assets (and those of your spouse, if you're married).
Students are classified as dependent or independent because federal student
aid programs are based on the idea that students (and their parents or spouse,
if applicable) have the primary responsibility for paying for their
postsecondary education. Students who have access to parental support (dependent
students) should not receive need-based federal funds at the expense of students
who do not have such access (independent students).
You're an independent student if at least one of the following applies to
- you were born before January 1, 1974;
- you're married;
- you're enrolled in a graduate or professional educational program (beyond a
- you have legal dependents other than a spouse;
- you're an orphan or ward of the court (or were a ward of the court until age
- you're a veteran of the U.S. Armed Forces.
If you claim to be an independent student, your school may ask you to submit
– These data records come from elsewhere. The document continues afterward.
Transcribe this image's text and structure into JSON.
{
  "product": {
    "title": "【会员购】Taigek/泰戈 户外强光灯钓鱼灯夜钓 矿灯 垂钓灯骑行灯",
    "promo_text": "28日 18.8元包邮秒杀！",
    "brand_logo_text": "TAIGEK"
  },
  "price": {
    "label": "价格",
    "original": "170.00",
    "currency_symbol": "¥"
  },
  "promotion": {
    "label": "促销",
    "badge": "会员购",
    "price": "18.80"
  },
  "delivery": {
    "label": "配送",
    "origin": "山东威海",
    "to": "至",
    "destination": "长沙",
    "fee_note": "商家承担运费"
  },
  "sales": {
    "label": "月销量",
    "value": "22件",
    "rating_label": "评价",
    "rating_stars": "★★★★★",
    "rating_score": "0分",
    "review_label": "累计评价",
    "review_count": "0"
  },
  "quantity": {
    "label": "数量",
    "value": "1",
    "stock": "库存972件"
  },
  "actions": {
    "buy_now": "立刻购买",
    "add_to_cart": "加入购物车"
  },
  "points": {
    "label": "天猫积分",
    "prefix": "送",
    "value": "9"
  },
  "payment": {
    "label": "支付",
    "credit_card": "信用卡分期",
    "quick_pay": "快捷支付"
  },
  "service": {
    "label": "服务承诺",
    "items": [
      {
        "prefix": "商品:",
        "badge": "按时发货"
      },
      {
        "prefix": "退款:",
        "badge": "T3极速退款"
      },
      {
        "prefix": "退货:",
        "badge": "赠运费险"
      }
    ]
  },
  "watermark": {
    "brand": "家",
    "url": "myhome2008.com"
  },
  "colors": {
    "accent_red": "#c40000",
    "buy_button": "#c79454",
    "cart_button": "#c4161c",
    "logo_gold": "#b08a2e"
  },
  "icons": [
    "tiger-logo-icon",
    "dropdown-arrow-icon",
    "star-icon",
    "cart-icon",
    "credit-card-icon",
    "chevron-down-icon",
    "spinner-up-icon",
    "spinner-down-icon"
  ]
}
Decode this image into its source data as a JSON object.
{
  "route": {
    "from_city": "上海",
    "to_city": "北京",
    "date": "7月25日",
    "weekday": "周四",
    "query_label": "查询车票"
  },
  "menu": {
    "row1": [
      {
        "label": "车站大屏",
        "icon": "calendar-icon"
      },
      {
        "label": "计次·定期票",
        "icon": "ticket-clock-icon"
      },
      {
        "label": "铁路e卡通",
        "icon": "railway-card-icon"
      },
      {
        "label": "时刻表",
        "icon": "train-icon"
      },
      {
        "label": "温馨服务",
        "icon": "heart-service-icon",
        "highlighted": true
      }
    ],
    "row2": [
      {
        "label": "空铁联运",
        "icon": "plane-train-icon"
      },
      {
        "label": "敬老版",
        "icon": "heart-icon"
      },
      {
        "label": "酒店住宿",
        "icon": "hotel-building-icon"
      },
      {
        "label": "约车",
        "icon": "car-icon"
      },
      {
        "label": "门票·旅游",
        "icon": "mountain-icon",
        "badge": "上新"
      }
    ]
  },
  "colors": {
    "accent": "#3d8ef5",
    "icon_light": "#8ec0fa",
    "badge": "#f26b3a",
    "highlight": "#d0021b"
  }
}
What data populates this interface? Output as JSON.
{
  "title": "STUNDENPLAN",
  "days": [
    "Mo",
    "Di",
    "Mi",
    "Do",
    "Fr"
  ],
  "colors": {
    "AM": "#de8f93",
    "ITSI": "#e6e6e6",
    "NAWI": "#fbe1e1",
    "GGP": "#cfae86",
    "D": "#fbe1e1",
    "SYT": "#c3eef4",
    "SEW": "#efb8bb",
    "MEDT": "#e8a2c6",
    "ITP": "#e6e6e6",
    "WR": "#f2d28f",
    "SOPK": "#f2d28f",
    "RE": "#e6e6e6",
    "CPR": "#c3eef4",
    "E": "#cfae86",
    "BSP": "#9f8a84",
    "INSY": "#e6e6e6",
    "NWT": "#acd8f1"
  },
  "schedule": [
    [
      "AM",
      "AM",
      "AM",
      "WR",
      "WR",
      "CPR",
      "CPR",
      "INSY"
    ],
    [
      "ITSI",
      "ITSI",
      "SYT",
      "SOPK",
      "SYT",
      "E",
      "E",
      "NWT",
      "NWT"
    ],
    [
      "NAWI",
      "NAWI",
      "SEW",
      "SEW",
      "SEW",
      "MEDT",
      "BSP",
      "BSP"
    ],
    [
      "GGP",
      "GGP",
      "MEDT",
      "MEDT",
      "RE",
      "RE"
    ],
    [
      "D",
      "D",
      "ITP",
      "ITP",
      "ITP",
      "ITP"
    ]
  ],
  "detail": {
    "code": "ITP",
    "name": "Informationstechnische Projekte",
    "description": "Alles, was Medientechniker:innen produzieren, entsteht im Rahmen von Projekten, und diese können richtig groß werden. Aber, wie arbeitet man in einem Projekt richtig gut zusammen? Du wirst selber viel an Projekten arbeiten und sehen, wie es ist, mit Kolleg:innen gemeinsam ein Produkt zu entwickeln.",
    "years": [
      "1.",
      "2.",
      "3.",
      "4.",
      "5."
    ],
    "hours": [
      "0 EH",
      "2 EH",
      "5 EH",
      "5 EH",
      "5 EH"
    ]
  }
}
proof before you can receive any federal student aid. If you think you have
unusual circumstances that would make you independent even though none of the
above criteria apply to you, talk to your aid administrator. He or she can
change your status if he or she thinks your circumstances warrant it based on
the documentation you provide. But remember, the aid administrator won't
automatically do this. That decision is based on his or her judgment, and it's
final--you can't appeal it to the U.S. Department of Education.
Courtesy of: The Financial Aid Student Guide from
the U.S. Department of Education